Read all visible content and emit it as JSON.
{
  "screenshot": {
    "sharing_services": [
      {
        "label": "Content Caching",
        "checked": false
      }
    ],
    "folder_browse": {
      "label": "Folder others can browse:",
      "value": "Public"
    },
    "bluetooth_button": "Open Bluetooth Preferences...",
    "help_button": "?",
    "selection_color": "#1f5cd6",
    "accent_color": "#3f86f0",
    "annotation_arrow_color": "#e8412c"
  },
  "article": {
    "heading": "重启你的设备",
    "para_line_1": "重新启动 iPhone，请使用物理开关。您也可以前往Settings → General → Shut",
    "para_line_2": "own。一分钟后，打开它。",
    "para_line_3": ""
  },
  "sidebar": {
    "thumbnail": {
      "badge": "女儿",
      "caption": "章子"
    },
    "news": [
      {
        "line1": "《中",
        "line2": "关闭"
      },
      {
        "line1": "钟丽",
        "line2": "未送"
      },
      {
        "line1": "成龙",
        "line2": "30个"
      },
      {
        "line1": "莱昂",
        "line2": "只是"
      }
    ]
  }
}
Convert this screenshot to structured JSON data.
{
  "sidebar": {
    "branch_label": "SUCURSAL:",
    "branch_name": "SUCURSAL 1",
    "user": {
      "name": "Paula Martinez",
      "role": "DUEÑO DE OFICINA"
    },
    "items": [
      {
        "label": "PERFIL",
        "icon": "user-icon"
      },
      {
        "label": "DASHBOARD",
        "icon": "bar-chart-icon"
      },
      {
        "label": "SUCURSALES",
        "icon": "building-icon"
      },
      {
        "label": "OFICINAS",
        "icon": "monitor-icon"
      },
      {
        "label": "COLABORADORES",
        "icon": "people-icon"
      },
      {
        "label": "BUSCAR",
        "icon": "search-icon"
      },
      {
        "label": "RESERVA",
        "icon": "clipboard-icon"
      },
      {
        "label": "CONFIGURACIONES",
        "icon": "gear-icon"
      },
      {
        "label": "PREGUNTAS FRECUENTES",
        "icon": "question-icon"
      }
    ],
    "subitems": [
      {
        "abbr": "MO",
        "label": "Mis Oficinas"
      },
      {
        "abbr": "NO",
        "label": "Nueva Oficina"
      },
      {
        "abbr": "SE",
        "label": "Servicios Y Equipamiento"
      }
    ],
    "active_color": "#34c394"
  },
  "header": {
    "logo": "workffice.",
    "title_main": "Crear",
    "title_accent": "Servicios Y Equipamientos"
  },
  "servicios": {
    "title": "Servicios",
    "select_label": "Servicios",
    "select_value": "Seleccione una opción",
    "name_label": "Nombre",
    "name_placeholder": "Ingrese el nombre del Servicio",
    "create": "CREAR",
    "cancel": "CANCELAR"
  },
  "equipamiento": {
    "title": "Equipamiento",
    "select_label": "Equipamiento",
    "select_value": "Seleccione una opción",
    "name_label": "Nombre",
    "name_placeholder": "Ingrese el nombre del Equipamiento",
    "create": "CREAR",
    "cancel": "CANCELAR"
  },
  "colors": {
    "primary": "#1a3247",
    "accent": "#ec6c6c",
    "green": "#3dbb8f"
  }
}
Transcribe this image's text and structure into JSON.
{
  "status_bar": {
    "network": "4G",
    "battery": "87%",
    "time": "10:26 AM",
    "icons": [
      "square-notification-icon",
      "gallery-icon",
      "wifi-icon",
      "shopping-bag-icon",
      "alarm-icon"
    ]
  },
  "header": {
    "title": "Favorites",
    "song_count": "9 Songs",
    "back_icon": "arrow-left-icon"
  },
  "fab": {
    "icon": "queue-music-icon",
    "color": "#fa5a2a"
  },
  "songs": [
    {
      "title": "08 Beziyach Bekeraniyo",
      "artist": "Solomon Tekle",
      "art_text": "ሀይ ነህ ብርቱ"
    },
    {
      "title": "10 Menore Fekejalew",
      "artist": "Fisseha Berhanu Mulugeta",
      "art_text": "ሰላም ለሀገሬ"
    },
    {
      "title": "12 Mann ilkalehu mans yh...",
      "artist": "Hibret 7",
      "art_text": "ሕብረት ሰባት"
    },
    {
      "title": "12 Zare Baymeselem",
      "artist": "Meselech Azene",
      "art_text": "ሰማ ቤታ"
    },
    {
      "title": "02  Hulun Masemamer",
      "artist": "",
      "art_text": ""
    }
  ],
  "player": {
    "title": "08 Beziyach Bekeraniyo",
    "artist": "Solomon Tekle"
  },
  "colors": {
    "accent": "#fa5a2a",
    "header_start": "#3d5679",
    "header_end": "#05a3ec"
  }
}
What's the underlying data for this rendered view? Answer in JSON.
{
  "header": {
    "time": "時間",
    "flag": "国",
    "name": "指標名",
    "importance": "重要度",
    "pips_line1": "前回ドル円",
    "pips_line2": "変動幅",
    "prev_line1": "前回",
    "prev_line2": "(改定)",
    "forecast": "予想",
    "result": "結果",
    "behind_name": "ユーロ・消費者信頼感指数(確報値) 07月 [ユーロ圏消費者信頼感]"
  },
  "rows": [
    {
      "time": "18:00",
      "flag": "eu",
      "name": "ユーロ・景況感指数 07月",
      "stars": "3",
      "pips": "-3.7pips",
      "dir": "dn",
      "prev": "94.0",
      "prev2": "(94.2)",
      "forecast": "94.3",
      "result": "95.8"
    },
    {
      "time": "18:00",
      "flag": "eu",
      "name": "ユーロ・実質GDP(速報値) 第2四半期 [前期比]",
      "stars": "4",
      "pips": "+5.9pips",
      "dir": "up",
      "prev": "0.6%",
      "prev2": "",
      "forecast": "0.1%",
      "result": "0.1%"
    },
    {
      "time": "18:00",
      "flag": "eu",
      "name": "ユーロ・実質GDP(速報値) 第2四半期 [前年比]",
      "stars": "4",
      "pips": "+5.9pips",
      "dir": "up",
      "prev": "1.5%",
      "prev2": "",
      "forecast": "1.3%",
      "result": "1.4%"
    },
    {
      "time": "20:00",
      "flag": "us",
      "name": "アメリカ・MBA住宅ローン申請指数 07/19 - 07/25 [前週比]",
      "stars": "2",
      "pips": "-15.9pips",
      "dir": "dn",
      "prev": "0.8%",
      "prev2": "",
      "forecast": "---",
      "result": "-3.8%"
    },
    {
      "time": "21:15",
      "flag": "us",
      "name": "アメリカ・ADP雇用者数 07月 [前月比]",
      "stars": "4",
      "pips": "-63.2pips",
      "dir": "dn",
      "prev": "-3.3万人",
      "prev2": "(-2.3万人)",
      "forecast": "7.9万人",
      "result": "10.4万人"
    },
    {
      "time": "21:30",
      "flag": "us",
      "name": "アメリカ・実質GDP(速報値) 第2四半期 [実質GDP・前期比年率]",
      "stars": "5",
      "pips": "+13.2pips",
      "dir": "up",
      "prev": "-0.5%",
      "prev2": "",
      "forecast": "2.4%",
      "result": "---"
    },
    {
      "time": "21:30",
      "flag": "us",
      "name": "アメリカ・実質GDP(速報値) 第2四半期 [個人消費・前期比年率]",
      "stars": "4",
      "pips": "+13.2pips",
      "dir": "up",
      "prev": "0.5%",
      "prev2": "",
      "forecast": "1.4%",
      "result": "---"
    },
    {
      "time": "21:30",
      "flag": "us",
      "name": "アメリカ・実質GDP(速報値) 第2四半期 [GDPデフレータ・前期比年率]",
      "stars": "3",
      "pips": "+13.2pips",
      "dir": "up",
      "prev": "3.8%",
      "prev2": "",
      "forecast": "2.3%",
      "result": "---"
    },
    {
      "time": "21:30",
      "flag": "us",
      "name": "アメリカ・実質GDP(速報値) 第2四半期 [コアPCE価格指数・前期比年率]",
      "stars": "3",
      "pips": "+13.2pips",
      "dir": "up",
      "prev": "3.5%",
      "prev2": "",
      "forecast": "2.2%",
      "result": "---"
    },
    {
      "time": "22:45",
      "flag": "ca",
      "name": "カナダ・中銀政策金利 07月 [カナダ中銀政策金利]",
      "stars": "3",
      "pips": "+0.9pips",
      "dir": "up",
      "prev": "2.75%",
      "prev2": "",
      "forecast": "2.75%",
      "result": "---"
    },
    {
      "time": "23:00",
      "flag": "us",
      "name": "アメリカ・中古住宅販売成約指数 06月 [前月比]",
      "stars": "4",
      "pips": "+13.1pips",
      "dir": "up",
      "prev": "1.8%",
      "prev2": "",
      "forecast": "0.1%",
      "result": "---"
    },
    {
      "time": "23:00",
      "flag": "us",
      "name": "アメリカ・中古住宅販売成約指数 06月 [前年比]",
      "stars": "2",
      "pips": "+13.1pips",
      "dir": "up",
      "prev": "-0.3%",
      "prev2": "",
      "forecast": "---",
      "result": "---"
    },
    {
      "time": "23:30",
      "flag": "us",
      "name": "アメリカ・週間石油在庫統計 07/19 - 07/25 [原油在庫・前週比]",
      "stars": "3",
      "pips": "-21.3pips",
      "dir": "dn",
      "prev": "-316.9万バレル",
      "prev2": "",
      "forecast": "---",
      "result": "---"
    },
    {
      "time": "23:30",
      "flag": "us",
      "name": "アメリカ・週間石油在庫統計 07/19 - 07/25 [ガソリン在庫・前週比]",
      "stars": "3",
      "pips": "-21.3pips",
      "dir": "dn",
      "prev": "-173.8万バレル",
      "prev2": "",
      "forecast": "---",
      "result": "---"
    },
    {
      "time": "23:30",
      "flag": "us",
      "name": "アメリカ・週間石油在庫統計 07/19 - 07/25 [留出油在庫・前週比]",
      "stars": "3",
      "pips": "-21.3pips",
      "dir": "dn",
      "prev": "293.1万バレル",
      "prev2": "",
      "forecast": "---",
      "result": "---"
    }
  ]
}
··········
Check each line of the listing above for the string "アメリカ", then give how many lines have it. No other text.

- _Task output_:
11